There’s only so many times you can defeat the same waves of enemies before it all seems a bit dreary.
Thankfully, it’s a disappointment that’s quickly washed away with the verve and excitement of the game’s main quests, which feature such snappy dialogue and beautiful locations that it’s easy to forget the slower, grinding parts of the game.
Tiny Tina’s Wonderlands boasts impressive sights, sounds and characters, with gorgeous worlds illuminated by the polish and performances backing the game. Despite a lack of flow between quests – which, arguably, makes it more authentic to a real Dungeons & Dragons experience – each tale feels appropriately epic and memorable.
There’s an easy charm in Tiny Tina’s Wonderlands, one that’s boosted by the game’s tangible sense of confidence. It knows exactly what it wants to be: a silly, genre-nodding romp that pays homage to classic fantasy, while carving out its own legacy.
Having comedic actors on board is an added bonus. Samberg, Sykes and Ashly Burch (Tiny Tina) are fantastic, and they play so well against ‘Dragon Lord’ Will Arnett, who’s clearly having an absolute blast in the role. With the support of gorgeous worlds and entertaining story quests, they help the action of the game shine as brightly as diamond unicorn Queen Butt Stallion herself.

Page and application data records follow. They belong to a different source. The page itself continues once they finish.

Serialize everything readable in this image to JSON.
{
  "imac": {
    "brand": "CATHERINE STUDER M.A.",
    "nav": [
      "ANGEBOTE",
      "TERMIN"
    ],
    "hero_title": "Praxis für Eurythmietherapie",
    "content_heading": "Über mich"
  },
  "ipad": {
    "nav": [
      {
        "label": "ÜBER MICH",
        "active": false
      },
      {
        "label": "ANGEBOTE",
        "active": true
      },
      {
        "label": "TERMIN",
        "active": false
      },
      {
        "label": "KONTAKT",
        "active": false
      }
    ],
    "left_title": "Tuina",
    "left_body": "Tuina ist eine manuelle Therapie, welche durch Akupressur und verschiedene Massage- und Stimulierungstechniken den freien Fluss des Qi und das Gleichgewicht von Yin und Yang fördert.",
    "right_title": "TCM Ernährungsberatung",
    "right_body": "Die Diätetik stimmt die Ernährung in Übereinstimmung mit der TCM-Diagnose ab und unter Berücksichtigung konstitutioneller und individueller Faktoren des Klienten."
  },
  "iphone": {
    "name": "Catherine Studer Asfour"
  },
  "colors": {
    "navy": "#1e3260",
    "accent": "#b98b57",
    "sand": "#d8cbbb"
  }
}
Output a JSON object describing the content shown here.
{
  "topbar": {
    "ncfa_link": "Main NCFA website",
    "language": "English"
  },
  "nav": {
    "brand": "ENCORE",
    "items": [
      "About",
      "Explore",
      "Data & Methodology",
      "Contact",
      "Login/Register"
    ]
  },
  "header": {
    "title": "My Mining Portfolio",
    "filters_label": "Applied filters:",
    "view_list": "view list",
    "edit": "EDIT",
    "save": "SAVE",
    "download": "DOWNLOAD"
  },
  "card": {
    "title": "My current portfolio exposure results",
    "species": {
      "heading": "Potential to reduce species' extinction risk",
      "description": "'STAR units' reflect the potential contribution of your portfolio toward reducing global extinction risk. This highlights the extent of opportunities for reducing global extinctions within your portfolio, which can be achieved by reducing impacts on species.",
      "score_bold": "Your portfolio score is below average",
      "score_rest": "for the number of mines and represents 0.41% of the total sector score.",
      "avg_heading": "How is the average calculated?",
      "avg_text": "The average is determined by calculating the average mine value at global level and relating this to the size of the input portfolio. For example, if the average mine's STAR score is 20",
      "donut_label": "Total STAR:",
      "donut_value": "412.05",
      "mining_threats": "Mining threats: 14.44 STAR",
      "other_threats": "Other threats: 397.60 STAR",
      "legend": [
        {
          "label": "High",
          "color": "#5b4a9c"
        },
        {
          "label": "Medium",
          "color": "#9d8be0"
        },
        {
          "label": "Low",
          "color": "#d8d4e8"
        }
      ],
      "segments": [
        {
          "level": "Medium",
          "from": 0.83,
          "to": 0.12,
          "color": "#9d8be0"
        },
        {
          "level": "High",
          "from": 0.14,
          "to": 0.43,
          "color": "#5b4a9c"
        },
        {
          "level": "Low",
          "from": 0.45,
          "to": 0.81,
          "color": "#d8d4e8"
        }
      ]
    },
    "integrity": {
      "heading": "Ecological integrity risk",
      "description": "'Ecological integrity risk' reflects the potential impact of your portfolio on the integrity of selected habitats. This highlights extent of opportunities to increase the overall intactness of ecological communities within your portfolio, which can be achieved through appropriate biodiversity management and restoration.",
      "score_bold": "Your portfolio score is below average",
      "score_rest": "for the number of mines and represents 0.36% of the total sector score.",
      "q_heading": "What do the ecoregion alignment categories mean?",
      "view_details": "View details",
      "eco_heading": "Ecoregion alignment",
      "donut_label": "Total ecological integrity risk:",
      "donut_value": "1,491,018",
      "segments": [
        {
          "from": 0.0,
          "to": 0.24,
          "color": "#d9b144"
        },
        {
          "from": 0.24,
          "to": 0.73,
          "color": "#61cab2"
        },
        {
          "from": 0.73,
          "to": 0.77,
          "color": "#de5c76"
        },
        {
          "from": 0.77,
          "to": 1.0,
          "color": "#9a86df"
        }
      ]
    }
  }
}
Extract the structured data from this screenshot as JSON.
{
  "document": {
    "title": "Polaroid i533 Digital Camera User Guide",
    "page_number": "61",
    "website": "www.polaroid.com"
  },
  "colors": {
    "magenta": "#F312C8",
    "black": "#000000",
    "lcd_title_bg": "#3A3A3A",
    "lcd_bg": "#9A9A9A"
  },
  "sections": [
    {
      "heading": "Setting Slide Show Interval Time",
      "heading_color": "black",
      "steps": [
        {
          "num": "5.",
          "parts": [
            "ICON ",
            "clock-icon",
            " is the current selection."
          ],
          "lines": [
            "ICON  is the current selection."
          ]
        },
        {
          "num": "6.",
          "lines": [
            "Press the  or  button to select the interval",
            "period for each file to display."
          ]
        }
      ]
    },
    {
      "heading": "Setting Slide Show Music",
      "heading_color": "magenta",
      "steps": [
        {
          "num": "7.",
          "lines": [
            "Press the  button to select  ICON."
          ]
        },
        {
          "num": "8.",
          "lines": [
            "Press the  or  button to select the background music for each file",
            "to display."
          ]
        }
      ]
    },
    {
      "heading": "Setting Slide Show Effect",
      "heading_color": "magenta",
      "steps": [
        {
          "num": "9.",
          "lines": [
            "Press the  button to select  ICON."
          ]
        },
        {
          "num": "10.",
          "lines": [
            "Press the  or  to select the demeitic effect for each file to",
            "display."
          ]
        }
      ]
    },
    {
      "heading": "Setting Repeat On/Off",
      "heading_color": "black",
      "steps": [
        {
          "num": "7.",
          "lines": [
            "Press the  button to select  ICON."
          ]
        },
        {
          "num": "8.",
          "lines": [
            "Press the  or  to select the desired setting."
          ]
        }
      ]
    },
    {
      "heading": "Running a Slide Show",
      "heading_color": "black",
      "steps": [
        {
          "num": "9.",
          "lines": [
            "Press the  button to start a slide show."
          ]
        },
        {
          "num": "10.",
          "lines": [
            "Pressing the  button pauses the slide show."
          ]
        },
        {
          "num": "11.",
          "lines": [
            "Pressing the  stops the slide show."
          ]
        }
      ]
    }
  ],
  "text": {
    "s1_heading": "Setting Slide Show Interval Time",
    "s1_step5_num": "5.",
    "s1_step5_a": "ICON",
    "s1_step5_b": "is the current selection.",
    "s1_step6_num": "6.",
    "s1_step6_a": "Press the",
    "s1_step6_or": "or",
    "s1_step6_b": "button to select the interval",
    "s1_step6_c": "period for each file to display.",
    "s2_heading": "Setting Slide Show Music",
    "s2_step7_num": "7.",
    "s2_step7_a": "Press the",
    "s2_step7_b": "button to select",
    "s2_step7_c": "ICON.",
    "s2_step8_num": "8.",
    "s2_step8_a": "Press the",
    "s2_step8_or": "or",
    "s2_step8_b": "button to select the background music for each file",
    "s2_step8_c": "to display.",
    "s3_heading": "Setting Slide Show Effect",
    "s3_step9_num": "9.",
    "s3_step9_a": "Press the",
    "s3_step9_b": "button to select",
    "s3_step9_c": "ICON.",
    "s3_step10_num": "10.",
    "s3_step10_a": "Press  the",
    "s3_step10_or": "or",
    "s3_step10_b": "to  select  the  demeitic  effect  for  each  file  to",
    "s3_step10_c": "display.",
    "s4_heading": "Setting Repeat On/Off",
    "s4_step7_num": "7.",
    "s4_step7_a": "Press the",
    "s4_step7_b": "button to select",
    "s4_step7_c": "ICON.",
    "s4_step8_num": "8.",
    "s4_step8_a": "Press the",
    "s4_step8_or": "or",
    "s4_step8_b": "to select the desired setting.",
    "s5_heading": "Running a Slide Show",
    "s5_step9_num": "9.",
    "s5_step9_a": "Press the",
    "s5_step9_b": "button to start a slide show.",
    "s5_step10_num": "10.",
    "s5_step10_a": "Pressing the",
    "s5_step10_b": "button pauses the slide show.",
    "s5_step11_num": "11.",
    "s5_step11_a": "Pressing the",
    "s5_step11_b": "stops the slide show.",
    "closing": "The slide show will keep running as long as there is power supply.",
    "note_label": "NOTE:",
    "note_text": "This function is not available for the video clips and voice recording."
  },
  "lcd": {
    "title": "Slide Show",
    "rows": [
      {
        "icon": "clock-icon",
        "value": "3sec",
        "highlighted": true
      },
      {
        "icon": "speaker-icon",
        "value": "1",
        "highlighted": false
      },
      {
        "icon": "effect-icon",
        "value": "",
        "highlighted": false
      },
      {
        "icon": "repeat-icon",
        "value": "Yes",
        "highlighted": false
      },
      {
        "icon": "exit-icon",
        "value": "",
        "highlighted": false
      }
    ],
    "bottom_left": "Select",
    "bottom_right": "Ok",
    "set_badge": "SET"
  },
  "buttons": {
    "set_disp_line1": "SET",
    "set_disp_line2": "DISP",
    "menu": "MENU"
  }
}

While stumbling blocks in the game’s structural design means the narrative is more segmented than it should be, it’s an adventure that lives up to its promises, and remains extremely funny, heartfelt and warm throughout its entire runtime.
Four stars: ★★★★
Tiny Tina’s Wonderlands
Platforms: PlayStation 4, PlayStation 5, Xbox One, Xbox Series X/S, PC via Epic Games Store
Developer: Gearbox Software
Publisher: 2K Games
Release Date: 25 March 2022
The PC version of Tiny Tina’s Wonderlands was provided and played for the purposes of this review.